== ENTRIES SUPPLIED ==
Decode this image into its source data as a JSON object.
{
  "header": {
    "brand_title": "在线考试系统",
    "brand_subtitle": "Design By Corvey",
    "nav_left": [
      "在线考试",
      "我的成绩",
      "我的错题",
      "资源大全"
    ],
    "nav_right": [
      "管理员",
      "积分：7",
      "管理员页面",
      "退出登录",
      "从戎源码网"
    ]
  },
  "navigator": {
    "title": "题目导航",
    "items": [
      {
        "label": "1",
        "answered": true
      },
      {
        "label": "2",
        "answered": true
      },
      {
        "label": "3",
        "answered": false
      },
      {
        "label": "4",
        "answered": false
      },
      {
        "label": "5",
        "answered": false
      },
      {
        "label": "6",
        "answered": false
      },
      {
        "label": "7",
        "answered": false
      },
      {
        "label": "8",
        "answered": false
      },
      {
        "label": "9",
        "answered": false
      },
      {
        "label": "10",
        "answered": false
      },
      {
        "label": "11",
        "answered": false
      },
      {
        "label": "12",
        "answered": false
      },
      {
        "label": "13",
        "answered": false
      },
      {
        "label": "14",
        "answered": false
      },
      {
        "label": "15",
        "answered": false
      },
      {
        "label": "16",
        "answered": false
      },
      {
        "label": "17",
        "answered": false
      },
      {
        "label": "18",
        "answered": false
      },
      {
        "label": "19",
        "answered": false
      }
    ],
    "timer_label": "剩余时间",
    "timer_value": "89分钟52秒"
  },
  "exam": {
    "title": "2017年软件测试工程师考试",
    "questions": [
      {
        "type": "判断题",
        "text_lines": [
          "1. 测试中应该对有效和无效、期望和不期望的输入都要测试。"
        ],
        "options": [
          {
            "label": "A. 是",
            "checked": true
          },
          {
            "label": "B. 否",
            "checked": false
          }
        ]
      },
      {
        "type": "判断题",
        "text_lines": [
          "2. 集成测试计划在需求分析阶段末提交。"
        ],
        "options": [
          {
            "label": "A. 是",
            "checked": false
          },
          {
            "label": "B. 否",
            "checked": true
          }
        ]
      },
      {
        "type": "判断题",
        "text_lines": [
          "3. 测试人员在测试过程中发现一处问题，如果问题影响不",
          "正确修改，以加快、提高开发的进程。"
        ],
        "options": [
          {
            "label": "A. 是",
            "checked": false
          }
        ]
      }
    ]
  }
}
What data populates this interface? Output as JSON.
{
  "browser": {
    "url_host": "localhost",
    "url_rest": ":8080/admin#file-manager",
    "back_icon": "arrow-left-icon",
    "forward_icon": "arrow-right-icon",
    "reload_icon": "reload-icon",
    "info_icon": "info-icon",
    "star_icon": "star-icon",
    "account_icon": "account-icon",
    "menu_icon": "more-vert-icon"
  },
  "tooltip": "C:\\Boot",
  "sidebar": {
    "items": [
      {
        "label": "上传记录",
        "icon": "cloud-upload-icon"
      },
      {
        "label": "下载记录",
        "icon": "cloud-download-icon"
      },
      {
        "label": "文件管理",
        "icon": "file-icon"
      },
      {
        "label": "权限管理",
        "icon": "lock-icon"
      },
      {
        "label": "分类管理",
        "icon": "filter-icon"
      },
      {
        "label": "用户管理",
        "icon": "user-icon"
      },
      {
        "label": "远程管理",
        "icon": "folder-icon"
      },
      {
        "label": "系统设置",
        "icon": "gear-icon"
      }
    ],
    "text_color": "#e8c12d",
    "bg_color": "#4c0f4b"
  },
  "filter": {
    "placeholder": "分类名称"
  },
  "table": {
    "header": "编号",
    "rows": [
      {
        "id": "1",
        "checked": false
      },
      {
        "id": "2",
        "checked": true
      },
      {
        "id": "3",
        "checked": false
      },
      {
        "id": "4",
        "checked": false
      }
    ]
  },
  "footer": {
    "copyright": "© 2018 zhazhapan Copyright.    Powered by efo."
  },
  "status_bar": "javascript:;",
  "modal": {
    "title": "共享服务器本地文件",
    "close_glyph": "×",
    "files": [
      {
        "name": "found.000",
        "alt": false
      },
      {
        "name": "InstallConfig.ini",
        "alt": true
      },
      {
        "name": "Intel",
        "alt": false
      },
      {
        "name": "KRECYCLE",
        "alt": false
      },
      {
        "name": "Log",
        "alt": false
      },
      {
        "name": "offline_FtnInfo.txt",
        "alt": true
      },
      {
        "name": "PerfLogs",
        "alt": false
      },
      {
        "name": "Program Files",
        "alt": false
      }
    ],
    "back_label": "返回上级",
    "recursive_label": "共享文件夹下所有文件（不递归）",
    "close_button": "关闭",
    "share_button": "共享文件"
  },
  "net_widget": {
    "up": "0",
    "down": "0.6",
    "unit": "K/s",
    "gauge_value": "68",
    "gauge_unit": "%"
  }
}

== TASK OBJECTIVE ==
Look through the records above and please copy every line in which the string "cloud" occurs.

== EXERCISE RESPONSE ==
        "icon": "cloud-upload-icon"
        "icon": "cloud-download-icon"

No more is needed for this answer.